Another issue that prevented a substantive agreement with Putin was the supply of direct gas from Siberia to Germany and through it to the European Union, using the Russian Nordstrom 3 gas pipeline; understanding that in the short and medium term the United States could not even come close to an energy resolution according to European needs.

Biden, far from continuing with this global distribution model, reactivated the conflict with Russia and directed the president of Ukraine to toughen the agreements, fighting for the return of Crimea; and rearming itself in the face of separatist attempts by the two Donbass regions: Donetsk and Lugansk.

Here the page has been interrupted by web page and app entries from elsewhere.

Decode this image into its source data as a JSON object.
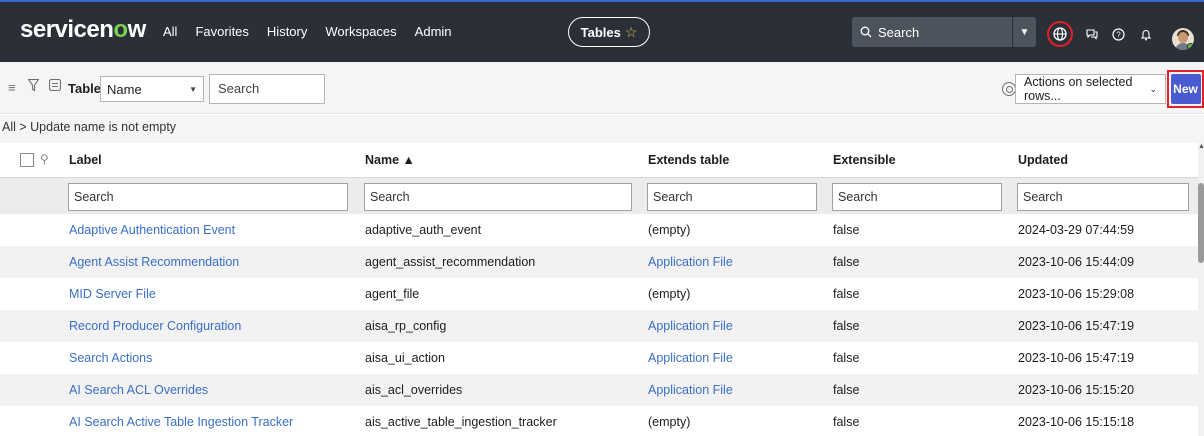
{
  "header": {
    "logo_text_a": "servicen",
    "logo_text_o": "o",
    "logo_text_b": "w",
    "nav": [
      "All",
      "Favorites",
      "History",
      "Workspaces",
      "Admin"
    ],
    "context_pill": "Tables",
    "search_placeholder": "Search"
  },
  "toolbar": {
    "title": "Tables",
    "field_selected": "Name",
    "search_placeholder": "Search",
    "actions_selected": "Actions on selected rows...",
    "new_label": "New"
  },
  "breadcrumb": "All > Update name is not empty",
  "table": {
    "columns": [
      "Label",
      "Name ▲",
      "Extends table",
      "Extensible",
      "Updated"
    ],
    "search_placeholder": "Search",
    "rows": [
      {
        "label": "Adaptive Authentication Event",
        "name": "adaptive_auth_event",
        "extends": "(empty)",
        "extends_link": false,
        "extensible": "false",
        "updated": "2024-03-29 07:44:59"
      },
      {
        "label": "Agent Assist Recommendation",
        "name": "agent_assist_recommendation",
        "extends": "Application File",
        "extends_link": true,
        "extensible": "false",
        "updated": "2023-10-06 15:44:09"
      },
      {
        "label": "MID Server File",
        "name": "agent_file",
        "extends": "(empty)",
        "extends_link": false,
        "extensible": "false",
        "updated": "2023-10-06 15:29:08"
      },
      {
        "label": "Record Producer Configuration",
        "name": "aisa_rp_config",
        "extends": "Application File",
        "extends_link": true,
        "extensible": "false",
        "updated": "2023-10-06 15:47:19"
      },
      {
        "label": "Search Actions",
        "name": "aisa_ui_action",
        "extends": "Application File",
        "extends_link": true,
        "extensible": "false",
        "updated": "2023-10-06 15:47:19"
      },
      {
        "label": "AI Search ACL Overrides",
        "name": "ais_acl_overrides",
        "extends": "Application File",
        "extends_link": true,
        "extensible": "false",
        "updated": "2023-10-06 15:15:20"
      },
      {
        "label": "AI Search Active Table Ingestion Tracker",
        "name": "ais_active_table_ingestion_tracker",
        "extends": "(empty)",
        "extends_link": false,
        "extensible": "false",
        "updated": "2023-10-06 15:15:18"
      }
    ]
  },
  "colors": {
    "header_bg": "#2b3038",
    "brand_green": "#79d24d",
    "link_blue": "#3a6ec7",
    "new_button": "#4a5ad1",
    "highlight_red": "#e0202a"
  },
  "icons": [
    "menu-icon",
    "filter-icon",
    "list-icon",
    "search-icon",
    "star-icon",
    "globe-icon",
    "chat-icon",
    "help-icon",
    "bell-icon",
    "gear-icon",
    "chevron-down-icon"
  ]
}
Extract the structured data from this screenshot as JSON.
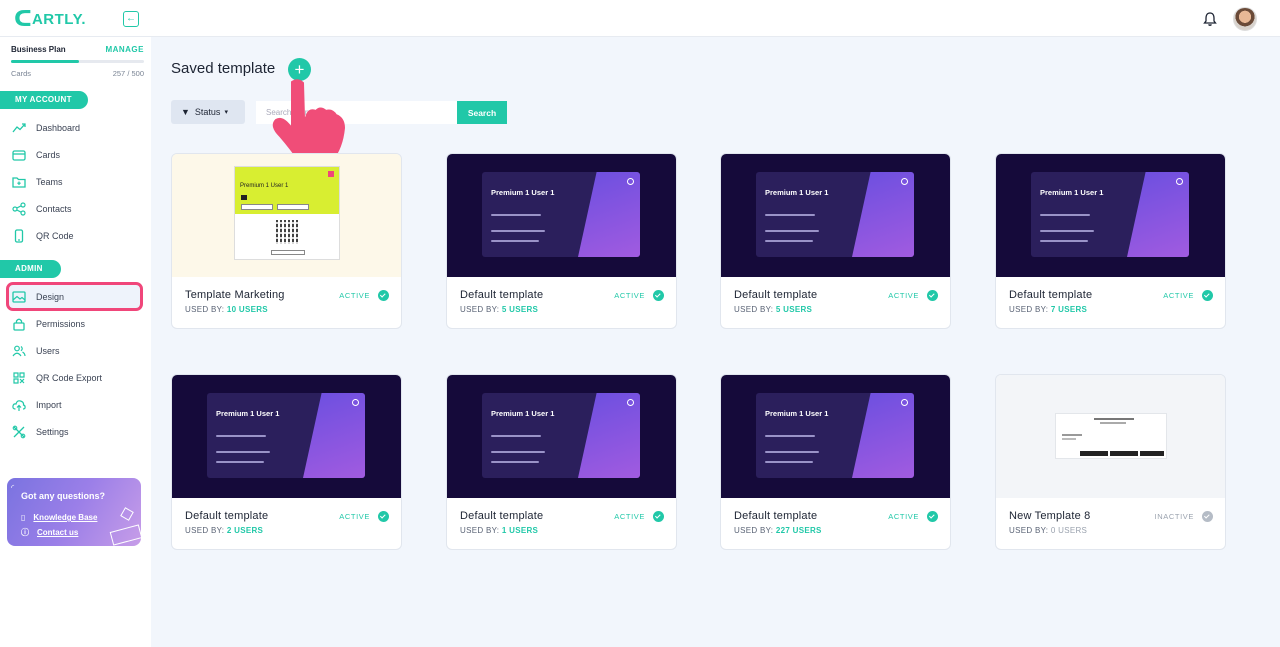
{
  "app": {
    "logo_text": "ARTLY."
  },
  "plan": {
    "name": "Business Plan",
    "manage_label": "MANAGE",
    "cards_label": "Cards",
    "cards_count": "257 / 500",
    "usage_fraction": 0.514
  },
  "sidebar": {
    "my_account_label": "MY ACCOUNT",
    "admin_label": "ADMIN",
    "account_items": [
      {
        "label": "Dashboard",
        "icon": "chart-line-icon"
      },
      {
        "label": "Cards",
        "icon": "card-icon"
      },
      {
        "label": "Teams",
        "icon": "folder-plus-icon"
      },
      {
        "label": "Contacts",
        "icon": "share-icon"
      },
      {
        "label": "QR Code",
        "icon": "phone-icon"
      }
    ],
    "admin_items": [
      {
        "label": "Design",
        "icon": "image-icon"
      },
      {
        "label": "Permissions",
        "icon": "lock-icon"
      },
      {
        "label": "Users",
        "icon": "users-icon"
      },
      {
        "label": "QR Code Export",
        "icon": "qr-code-icon"
      },
      {
        "label": "Import",
        "icon": "cloud-upload-icon"
      },
      {
        "label": "Settings",
        "icon": "tools-icon"
      }
    ],
    "help": {
      "title": "Got any questions?",
      "knowledge_base": "Knowledge Base",
      "contact_us": "Contact us"
    }
  },
  "main": {
    "title": "Saved template",
    "filter_label": "Status",
    "search_placeholder": "Search entry",
    "search_button": "Search"
  },
  "preview": {
    "card_name": "Premium 1 User 1"
  },
  "templates": [
    {
      "name": "Template Marketing",
      "used_by_label": "USED BY:",
      "users": "10 USERS",
      "status": "ACTIVE"
    },
    {
      "name": "Default template",
      "used_by_label": "USED BY:",
      "users": "5 USERS",
      "status": "ACTIVE"
    },
    {
      "name": "Default template",
      "used_by_label": "USED BY:",
      "users": "5 USERS",
      "status": "ACTIVE"
    },
    {
      "name": "Default template",
      "used_by_label": "USED BY:",
      "users": "7 USERS",
      "status": "ACTIVE"
    },
    {
      "name": "Default template",
      "used_by_label": "USED BY:",
      "users": "2 USERS",
      "status": "ACTIVE"
    },
    {
      "name": "Default template",
      "used_by_label": "USED BY:",
      "users": "1 USERS",
      "status": "ACTIVE"
    },
    {
      "name": "Default template",
      "used_by_label": "USED BY:",
      "users": "227 USERS",
      "status": "ACTIVE"
    },
    {
      "name": "New Template 8",
      "used_by_label": "USED BY:",
      "users": "0 USERS",
      "status": "INACTIVE"
    }
  ],
  "colors": {
    "accent": "#21c8a8",
    "highlight": "#f0467a",
    "dark_preview": "#150a3a"
  }
}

Putin reacted in two ways: accepting the declaration of independence of the Donbass republics and resorting to the commitment of military support; and directing his attacks on Kiev, to overthrow the Ukrainian regime. He did it as it is colloquially said of thief lawsuit.

Finland and Estonia, two of the four Baltic republics, resent the prospect that Putin wants to reassign areas of these countries with a Russian population. Estonia has more than a quarter inhabited by Russians who speak Russian fully.

The Westerners threw their financial cavalry at Putin and closed investment and mobility spaces to the Russian oligarchy that responds to its president; with the exception of funds in Switzerland. This implies that the wealthy class pressures Putin to one side or another, but for what he does, I did it soon. That's why the Russian drags a nuclear war. In one of those, he gets lost between his egomania and his claims for national security, and the worst is coming. The thing is that no one gives in.

With Trump gone, the prospect of a cold war grows cooler. Biden has lost a lot of popularity, only 35% support the affable old man, 55% reject him. It seems to me that Trump had a plan for the least cost of violence for the region, but we will not know soon. There are those who say that Putin is going to wear out a lot. I think that inside, in Russia, they continue to support him and that emboldens him. I hope I'm wrong!

(Visited 93 times, 93 visits today)

Author Profile

Nathan Rivera
Allow me to introduce myself. I am Nathan Rivera, a dedicated journalist who has had the privilege of writing for the online newspaper Today90. My journey in the world of journalism has been a testament to the power of dedication, integrity, and passion.

My story began with a relentless thirst for knowledge and an innate curiosity about the events shaping our world. I graduated with honors in Investigative Journalism from a renowned university, laying the foundation for what would become a fulfilling career in the field.

What sets me apart is my unwavering commitment to uncovering the truth. I refuse to settle for superficial answers or preconceived narratives. Instead, I constantly challenge the status quo, delving deep into complex issues to reveal the reality beneath the surface. My dedication to investigative journalism has uncovered numerous scandals and shed light on issues others might prefer to ignore.

I am also a staunch advocate for press freedom. I have tirelessly fought to protect the rights of journalists and have faced significant challenges in my quest to inform the public truthfully and without constraints. My courage in defending these principles serves as an example to all who believe in the power of journalism to change the world.

Throughout my career, I have been honored with numerous awards and recognitions for my outstanding work in journalism. My investigations have changed policies, exposed corruption, and given a voice to those who had none. My commitment to truth and justice makes me a beacon of hope in a world where misinformation often prevails.

At Today90, I continue to be a driving force behind journalistic excellence. My tireless dedication to fair and accurate reporting is an invaluable asset to the editorial team. My biography is a living testament to the importance of journalism in our society and a reminder that a dedicated journalist can make a difference in the world.